▶ [Data provided]
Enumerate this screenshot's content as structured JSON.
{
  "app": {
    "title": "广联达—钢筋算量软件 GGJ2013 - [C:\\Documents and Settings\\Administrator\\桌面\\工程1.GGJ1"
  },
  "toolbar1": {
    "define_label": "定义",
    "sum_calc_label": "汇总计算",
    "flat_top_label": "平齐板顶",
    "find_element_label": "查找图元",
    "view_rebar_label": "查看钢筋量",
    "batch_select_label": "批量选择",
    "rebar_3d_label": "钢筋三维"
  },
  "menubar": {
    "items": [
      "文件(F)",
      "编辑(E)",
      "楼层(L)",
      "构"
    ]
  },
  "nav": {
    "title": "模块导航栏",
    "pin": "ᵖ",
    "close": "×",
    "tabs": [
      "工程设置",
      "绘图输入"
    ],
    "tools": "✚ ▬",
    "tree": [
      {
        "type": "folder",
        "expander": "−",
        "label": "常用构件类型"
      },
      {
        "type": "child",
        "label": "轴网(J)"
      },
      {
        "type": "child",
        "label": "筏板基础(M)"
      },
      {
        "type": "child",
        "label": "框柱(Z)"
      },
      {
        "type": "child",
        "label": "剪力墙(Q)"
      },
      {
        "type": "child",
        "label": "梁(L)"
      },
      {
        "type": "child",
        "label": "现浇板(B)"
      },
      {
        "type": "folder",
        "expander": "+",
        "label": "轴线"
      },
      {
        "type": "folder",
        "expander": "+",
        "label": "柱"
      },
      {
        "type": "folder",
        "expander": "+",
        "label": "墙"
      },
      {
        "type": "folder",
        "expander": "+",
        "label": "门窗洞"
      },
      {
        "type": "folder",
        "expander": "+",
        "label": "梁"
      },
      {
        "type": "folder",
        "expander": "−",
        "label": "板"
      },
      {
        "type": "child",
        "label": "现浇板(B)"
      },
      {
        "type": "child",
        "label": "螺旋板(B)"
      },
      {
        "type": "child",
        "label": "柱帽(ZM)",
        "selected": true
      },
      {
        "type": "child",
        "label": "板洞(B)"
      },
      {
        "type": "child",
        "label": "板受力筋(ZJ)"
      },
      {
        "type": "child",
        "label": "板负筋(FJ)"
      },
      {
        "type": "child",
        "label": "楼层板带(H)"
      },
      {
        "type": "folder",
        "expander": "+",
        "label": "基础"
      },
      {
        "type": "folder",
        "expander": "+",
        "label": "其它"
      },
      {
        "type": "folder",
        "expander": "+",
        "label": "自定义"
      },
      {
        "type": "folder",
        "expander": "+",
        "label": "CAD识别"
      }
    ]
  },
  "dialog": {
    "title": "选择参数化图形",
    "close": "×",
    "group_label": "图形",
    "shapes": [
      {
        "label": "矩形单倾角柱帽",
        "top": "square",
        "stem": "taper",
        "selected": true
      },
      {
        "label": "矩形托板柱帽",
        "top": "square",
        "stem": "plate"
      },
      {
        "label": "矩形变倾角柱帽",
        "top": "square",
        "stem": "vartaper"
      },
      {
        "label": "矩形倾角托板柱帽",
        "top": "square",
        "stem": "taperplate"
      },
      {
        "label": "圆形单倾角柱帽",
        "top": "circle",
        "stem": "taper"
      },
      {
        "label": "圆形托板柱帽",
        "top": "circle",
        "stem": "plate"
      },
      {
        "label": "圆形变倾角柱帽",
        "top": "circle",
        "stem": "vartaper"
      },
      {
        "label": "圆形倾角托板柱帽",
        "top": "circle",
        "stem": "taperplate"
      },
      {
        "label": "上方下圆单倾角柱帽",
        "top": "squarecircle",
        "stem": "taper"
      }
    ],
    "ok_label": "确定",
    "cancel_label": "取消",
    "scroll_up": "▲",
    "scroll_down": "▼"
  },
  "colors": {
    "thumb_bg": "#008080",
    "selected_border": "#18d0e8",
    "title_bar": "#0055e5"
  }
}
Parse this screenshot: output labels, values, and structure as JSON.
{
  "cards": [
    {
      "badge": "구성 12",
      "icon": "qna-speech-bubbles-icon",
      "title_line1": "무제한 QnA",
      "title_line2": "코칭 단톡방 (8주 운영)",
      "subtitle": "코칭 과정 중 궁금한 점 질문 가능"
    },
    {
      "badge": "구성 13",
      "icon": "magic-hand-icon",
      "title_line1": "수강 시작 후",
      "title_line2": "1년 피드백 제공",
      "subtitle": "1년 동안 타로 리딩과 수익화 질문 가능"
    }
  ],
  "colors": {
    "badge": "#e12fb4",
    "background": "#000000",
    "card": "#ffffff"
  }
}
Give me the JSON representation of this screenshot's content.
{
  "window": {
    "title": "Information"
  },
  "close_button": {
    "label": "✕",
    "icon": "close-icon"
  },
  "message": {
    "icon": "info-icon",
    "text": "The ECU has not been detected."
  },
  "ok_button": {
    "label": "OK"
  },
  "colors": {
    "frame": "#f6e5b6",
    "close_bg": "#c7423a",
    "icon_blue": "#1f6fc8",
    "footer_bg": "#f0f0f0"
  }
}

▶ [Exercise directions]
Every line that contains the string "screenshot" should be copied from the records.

▶ [Answer space]
Enumerate this screenshot's content as structured JSON.
Parse this screenshot: output labels, values, and structure as JSON.
Give me the JSON representation of this screenshot's content.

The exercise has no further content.